Pet Dental Emergencies Explained

Pet Dental Emergencies Explained

Pet Dental Emergencies Explained

Difficulty breathing, vomiting, diarrhea, a nasty fall, or being hit by a vehicle come to mind when pet owners think of a veterinary emergency. Dental emergencies in cats and dogs, on the other hand, are among the most overlooked causes of emergency. The teeth of our furry friends can break, become infected, and shatter their jaws. Knowing what defines an emergency and understanding what we can do and what support you can provide your pet are advantageous.

What is a dental emergency?

A dental emergency includes the mouth, head, or neck areas that require punctual treatment to halt blood loss, soothe severe discomfort, or save a tooth. This also applies to potentially deadly diseases. 

These are samples of cases demanding pet urgent care from an emergency pet hospital (but are not confined to):

  • Severe or traumatic head trauma injuries include lip and tongue lacerations and oral hemorrhage.
  • Avulsions and luxations of the teeth (true dental emergencies; place the avulsed tooth in milk until referral to the vet dentist or oral surgeon).
  • Inflammation/infection causes swelling around the nose, mouth, jaws, face, and neck.
  • Acute palate deformities, jaw fractures, and temporomandibular joint luxations.
  • Severe difficulty opening or closing the mouth.

How to Avoid Common Dental Emergencies

  • Keep your dog on a softer chew toy to help avoid tooth fractures. Keep your kitty cat inside your home to keep them safe from biting and chewing hazards.
  • Always put them on a leash and monitor their interactions with other pets and animals.
  • Following any tooth or jaw injury, a visit to the vet might help you prevent most infections and save you money in the long run.
  • Having your pet’s teeth examined and cleaned regularly is another method to help avert a dental emergency.

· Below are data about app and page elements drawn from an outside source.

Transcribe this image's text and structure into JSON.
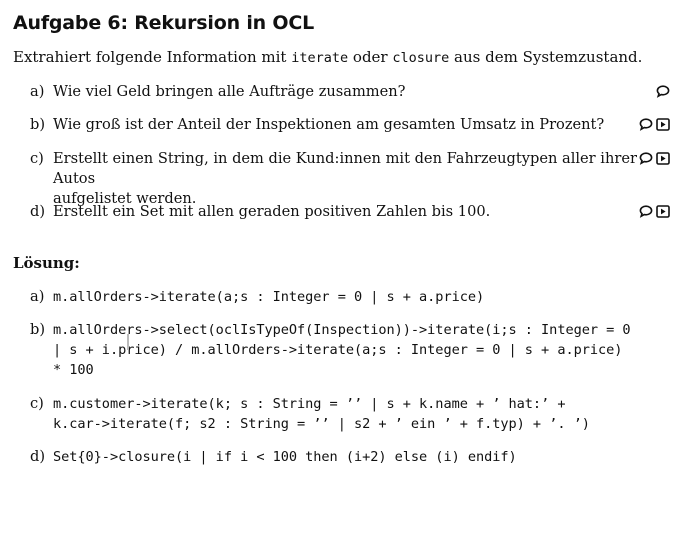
{
  "title": "Aufgabe 6: Rekursion in OCL",
  "intro": {
    "before": "Extrahiert folgende Information mit ",
    "kw1": "iterate",
    "mid": " oder ",
    "kw2": "closure",
    "after": " aus dem Systemzustand."
  },
  "questions": [
    {
      "label": "a)",
      "line1": "Wie viel Geld bringen alle Aufträge zusammen?",
      "line2": ""
    },
    {
      "label": "b)",
      "line1": "Wie groß ist der Anteil der Inspektionen am gesamten Umsatz in Prozent?",
      "line2": ""
    },
    {
      "label": "c)",
      "line1": "Erstellt einen String, in dem die Kund:innen mit den Fahrzeugtypen aller ihrer Autos",
      "line2": "aufgelistet werden."
    },
    {
      "label": "d)",
      "line1": "Erstellt ein Set mit allen geraden positiven Zahlen bis 100.",
      "line2": ""
    }
  ],
  "solution_heading": "Lösung:",
  "answers": [
    {
      "label": "a)",
      "lines": [
        "m.allOrders->iterate(a;s : Integer = 0 | s + a.price)"
      ]
    },
    {
      "label": "b)",
      "lines": [
        "m.allOrders->select(oclIsTypeOf(Inspection))->iterate(i;s : Integer = 0",
        "| s + i.price) / m.allOrders->iterate(a;s : Integer = 0 | s + a.price)",
        "* 100"
      ]
    },
    {
      "label": "c)",
      "lines": [
        "m.customer->iterate(k; s : String = ’’ | s + k.name + ’ hat:’ +",
        "k.car->iterate(f; s2 : String = ’’ | s2 + ’ ein ’ + f.typ) + ’. ’)"
      ]
    },
    {
      "label": "d)",
      "lines": [
        "Set{0}->closure(i | if i < 100 then (i+2) else (i) endif)"
      ]
    }
  ]
}
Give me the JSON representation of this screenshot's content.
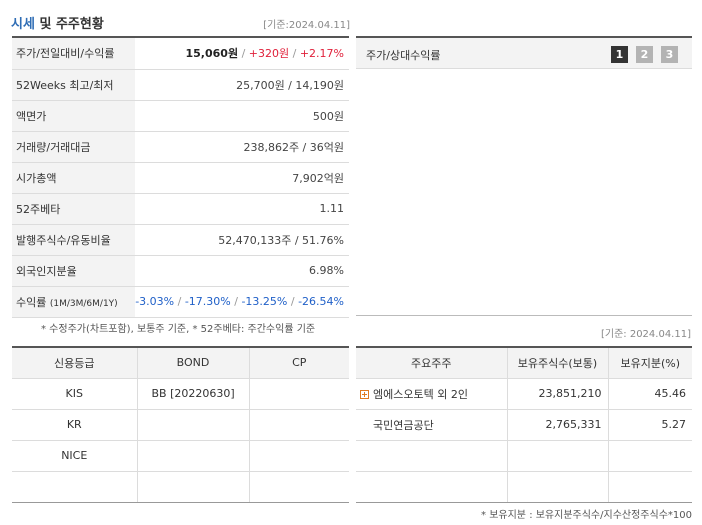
{
  "header": {
    "title_part1": "시세",
    "title_part2": "및 주주현황",
    "date": "[기준:2024.04.11]"
  },
  "price_rows": [
    {
      "label": "주가/전일대비/수익률",
      "price": "15,060원",
      "change": "+320원",
      "rate": "+2.17%"
    },
    {
      "label": "52Weeks 최고/최저",
      "value": "25,700원 / 14,190원"
    },
    {
      "label": "액면가",
      "value": "500원"
    },
    {
      "label": "거래량/거래대금",
      "value": "238,862주 / 36억원"
    },
    {
      "label": "시가총액",
      "value": "7,902억원"
    },
    {
      "label": "52주베타",
      "value": "1.11"
    },
    {
      "label": "발행주식수/유동비율",
      "value": "52,470,133주 / 51.76%"
    },
    {
      "label": "외국인지분율",
      "value": "6.98%"
    },
    {
      "label": "수익률",
      "label_sub": "(1M/3M/6M/1Y)",
      "returns": [
        "-3.03%",
        "-17.30%",
        "-13.25%",
        "-26.54%"
      ]
    }
  ],
  "note_left": "* 수정주가(차트포함), 보통주 기준, * 52주베타: 주간수익률 기준",
  "chart_panel": {
    "label": "주가/상대수익률",
    "buttons": [
      "1",
      "2",
      "3"
    ],
    "active_button": "1"
  },
  "date_right": "[기준: 2024.04.11]",
  "credit_table": {
    "headers": [
      "신용등급",
      "BOND",
      "CP"
    ],
    "rows": [
      [
        "KIS",
        "BB   [20220630]",
        ""
      ],
      [
        "KR",
        "",
        ""
      ],
      [
        "NICE",
        "",
        ""
      ],
      [
        "",
        "",
        ""
      ]
    ]
  },
  "holders_table": {
    "headers": [
      "주요주주",
      "보유주식수(보통)",
      "보유지분(%)"
    ],
    "rows": [
      [
        "엠에스오토텍 외 2인",
        "23,851,210",
        "45.46"
      ],
      [
        "국민연금공단",
        "2,765,331",
        "5.27"
      ],
      [
        "",
        "",
        ""
      ],
      [
        "",
        "",
        ""
      ]
    ]
  },
  "note_right": "* 보유지분 : 보유지분주식수/지수산정주식수*100",
  "colors": {
    "up": "#e0203a",
    "down": "#2060c8",
    "accent": "#2f6db5"
  },
  "icons": [
    "plus-icon"
  ]
}
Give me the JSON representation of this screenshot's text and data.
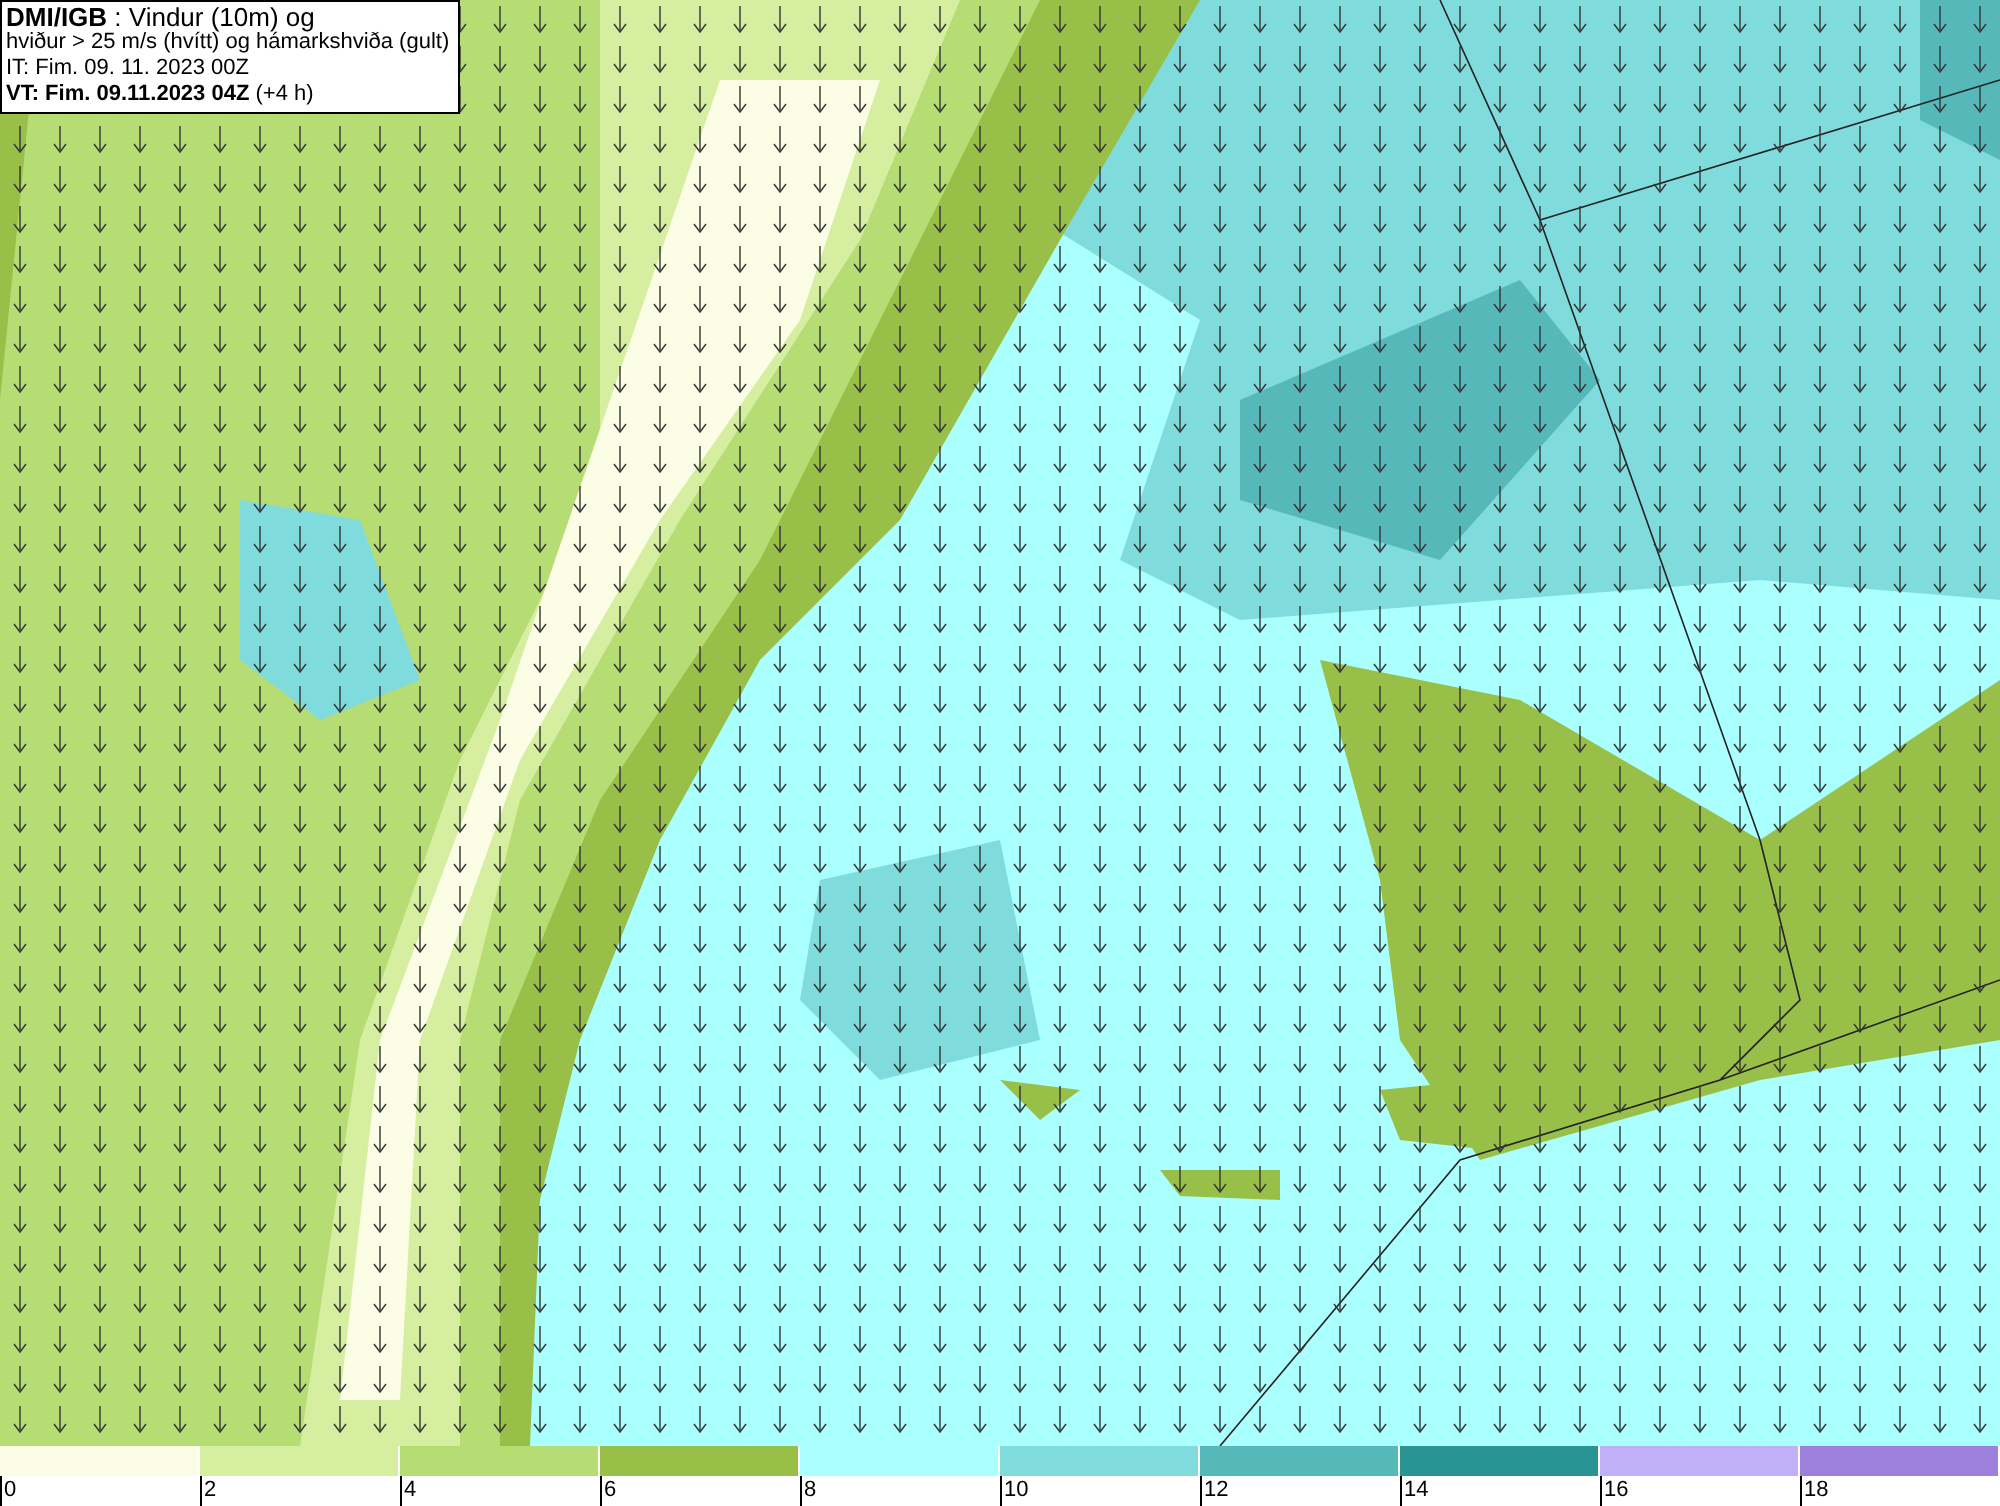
{
  "header": {
    "lines": [
      "**DMI/IGB** : Vindur (10m) og",
      "hviður > 25 m/s (hvítt) og hámarkshviða (gult)",
      "IT: Fim. 09. 11. 2023 00Z",
      "**VT: Fim. 09.11.2023 04Z** (+4 h)"
    ]
  },
  "legend": [
    {
      "label": "0",
      "color": "#fbfde4"
    },
    {
      "label": "2",
      "color": "#d6eea0"
    },
    {
      "label": "4",
      "color": "#b6dc74"
    },
    {
      "label": "6",
      "color": "#98c048"
    },
    {
      "label": "8",
      "color": "#aaffff"
    },
    {
      "label": "10",
      "color": "#80dcdc"
    },
    {
      "label": "12",
      "color": "#56b8b8"
    },
    {
      "label": "14",
      "color": "#2a9494"
    },
    {
      "label": "16",
      "color": "#c0b0f8"
    },
    {
      "label": "18",
      "color": "#9c80dc"
    }
  ]
}
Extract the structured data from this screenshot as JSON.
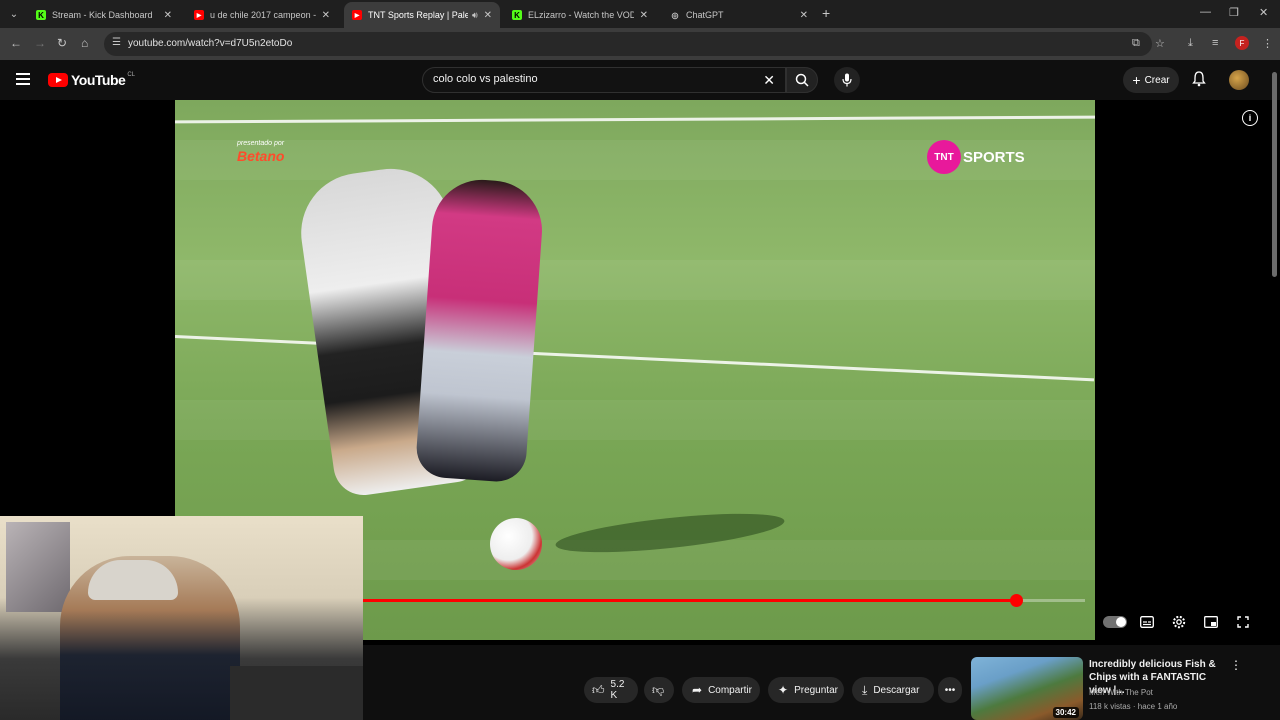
{
  "browser": {
    "tabs": [
      {
        "title": "Stream - Kick Dashboard",
        "favicon_color": "#53fc18",
        "favicon_letter": "K"
      },
      {
        "title": "u de chile 2017 campeon - You",
        "favicon_color": "#ff0000",
        "favicon_letter": "▶"
      },
      {
        "title": "TNT Sports Replay | Palesti",
        "favicon_color": "#ff0000",
        "favicon_letter": "▶",
        "active": true,
        "audio": true
      },
      {
        "title": "ELzizarro - Watch the VOD on",
        "favicon_color": "#53fc18",
        "favicon_letter": "K"
      },
      {
        "title": "ChatGPT",
        "favicon_color": "#9b9b9b",
        "favicon_letter": "◎"
      }
    ],
    "url": "youtube.com/watch?v=d7U5n2etoDo",
    "profile_letter": "F"
  },
  "youtube": {
    "logo_text": "YouTube",
    "country_code": "CL",
    "search_value": "colo colo vs palestino",
    "create_label": "Crear"
  },
  "video": {
    "sponsor_small": "presentado por",
    "sponsor_brand": "Betano",
    "broadcaster_dot": "TNT",
    "broadcaster": "SPORTS",
    "progress_fraction": 0.905,
    "autoplay": true
  },
  "actions": {
    "likes": "5.2 K",
    "share": "Compartir",
    "ask": "Preguntar",
    "download": "Descargar"
  },
  "recommendation": {
    "title": "Incredibly delicious Fish & Chips with a FANTASTIC view |...",
    "channel": "Men With The Pot",
    "meta": "118 k vistas · hace 1 año",
    "duration": "30:42"
  },
  "colors": {
    "accent": "#ff0000",
    "tnt_pink": "#e8199b",
    "background": "#0f0f0f"
  }
}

When should you schedule professional cleaning?

A veterinary dental care professional should do a yearly checkup on your pet to document the presence of abnormal diseases such as periodontal disease, cracked or rotted teeth, tumors, ulcers, and so on. Professional dental cleanings necessitate anesthesia for your pet to ensure that the competent and qualified operator can remove dirt from underneath the gum line (subgingivally). Check out this “vet dentist near me” page if you need a competent dental specialist. 

Is anesthesia necessary in dental cleaning?

Pet owners are not surprisingly apprehensive when their dogs require anesthesia. The dentist from reputable veterinary care and service must place the pet under general anesthesia to do a thorough periodontal examination, dental radiography, scaling and polishing, gingival curettage, and root planing. 

An endotracheal tube supplies anesthetic gas and oxygen, providing pain-free therapies while securing the airways from aspirating fluids or debris. Anesthesia-free dentistry is not recommended for various reasons, including significant patient and operator safety issues.

What to Expect in an Emergency Room

A veterinarian will evaluate the extent of your pet’s concern to establish the order in which patients should go first. The most life-threatening issues are addressed first, followed by less severe cases. Before meeting the vet, a nurse may take your dog or cat’s history and check vital signs.

The ER’s primary priority is to stabilize your pet, so your pet may need to be admitted to the emergency pet clinic or transferred to your regular veterinarian. Your pet might be referred to a veterinary professional for a more thorough assessment or operation. Ask about any home care or rechecks if your pet can return home.